Our Social Dilemma

Socially, our mental health has changed tremendously and in a whole different way from our academic lives.

We all know college is about the fun we get to have with a life filled with freedom. Now, that is not the case. In order to steer clear of Covid-19, most college students are staying in on Friday and Saturday nights. As we sit, confined to a dormitory or apartment, the time passing takes a toll. The “college experience” is built off of freedom and enjoyment, but that has been stripped of us this past year. If you are caught partying, consequences follow. It’s okay, you can see your friends next year!

Feel sorry for college students, or don’t. Either way, there is an issue that is undeniably making our lives more difficult, which is why we are struggling. With the combined academic pressure to succeed in this new environment and the fact that there is no option to have a social life to escape the stress of school, mental issues for college students are nearly inevitable.

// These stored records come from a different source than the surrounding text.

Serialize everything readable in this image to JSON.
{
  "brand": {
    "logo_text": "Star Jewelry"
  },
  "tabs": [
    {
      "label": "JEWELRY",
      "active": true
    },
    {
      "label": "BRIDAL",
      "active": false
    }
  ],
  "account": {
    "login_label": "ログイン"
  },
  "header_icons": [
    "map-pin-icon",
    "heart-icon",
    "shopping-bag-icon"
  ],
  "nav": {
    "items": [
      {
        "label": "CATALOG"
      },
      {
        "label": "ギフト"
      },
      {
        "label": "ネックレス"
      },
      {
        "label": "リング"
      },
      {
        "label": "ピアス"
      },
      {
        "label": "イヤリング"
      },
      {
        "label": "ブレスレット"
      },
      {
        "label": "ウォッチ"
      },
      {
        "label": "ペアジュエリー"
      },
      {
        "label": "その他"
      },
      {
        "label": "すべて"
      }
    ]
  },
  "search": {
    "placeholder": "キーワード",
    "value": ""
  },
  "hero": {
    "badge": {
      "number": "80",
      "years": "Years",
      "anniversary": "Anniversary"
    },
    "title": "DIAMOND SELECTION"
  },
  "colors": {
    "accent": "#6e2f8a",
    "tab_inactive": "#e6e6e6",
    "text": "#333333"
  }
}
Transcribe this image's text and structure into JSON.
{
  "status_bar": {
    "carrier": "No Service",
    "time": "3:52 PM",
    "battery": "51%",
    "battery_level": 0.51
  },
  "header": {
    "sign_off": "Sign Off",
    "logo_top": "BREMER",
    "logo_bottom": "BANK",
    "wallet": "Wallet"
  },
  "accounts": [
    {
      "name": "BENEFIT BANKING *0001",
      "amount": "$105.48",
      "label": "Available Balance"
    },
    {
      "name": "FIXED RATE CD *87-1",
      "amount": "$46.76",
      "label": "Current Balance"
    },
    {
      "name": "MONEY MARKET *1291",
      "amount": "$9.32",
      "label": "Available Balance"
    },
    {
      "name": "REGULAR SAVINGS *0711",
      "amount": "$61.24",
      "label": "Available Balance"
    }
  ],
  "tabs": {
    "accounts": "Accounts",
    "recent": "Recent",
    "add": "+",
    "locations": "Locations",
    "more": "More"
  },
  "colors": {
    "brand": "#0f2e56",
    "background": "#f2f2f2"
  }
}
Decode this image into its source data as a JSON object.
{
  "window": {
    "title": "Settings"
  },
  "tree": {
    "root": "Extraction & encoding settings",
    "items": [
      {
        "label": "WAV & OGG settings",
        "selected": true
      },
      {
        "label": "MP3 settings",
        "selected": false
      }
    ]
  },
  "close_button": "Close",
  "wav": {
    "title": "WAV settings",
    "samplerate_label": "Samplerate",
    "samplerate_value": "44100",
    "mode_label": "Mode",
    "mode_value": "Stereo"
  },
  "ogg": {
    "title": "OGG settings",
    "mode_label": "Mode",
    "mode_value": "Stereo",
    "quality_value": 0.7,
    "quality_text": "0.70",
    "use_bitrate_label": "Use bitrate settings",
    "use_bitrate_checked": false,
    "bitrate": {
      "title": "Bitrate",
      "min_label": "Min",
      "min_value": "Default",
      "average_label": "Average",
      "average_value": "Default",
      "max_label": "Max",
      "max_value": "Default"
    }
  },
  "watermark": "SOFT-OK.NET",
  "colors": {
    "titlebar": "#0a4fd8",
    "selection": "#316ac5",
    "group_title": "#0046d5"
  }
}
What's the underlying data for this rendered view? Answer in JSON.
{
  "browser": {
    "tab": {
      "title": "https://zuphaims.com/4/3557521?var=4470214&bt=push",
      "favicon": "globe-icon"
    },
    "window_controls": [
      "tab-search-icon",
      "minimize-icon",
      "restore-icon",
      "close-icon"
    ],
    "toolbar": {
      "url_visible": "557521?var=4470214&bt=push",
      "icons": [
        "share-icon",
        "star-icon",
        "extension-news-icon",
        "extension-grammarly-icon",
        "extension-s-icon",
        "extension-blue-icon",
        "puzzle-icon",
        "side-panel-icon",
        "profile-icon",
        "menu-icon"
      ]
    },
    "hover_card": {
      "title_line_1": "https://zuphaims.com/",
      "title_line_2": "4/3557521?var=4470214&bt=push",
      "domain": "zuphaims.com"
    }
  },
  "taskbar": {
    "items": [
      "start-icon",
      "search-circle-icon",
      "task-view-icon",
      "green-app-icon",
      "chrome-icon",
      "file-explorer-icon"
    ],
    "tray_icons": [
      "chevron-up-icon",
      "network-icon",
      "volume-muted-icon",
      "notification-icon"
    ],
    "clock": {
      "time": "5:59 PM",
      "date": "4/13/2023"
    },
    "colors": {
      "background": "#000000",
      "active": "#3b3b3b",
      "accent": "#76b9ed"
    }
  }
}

I am not going to suggest anything groundbreaking. Instead I am going to offer what should not be done. Let’s not ignore that we are experiencing a mental health crisis. Let’s not forget that we have a brighter future ahead. Let’s not forget that even though your friends looks happy on the outside, they can be struggling with something that’s hidden. Most importantly, let’s not pretend that one day off from school is going to make a difference.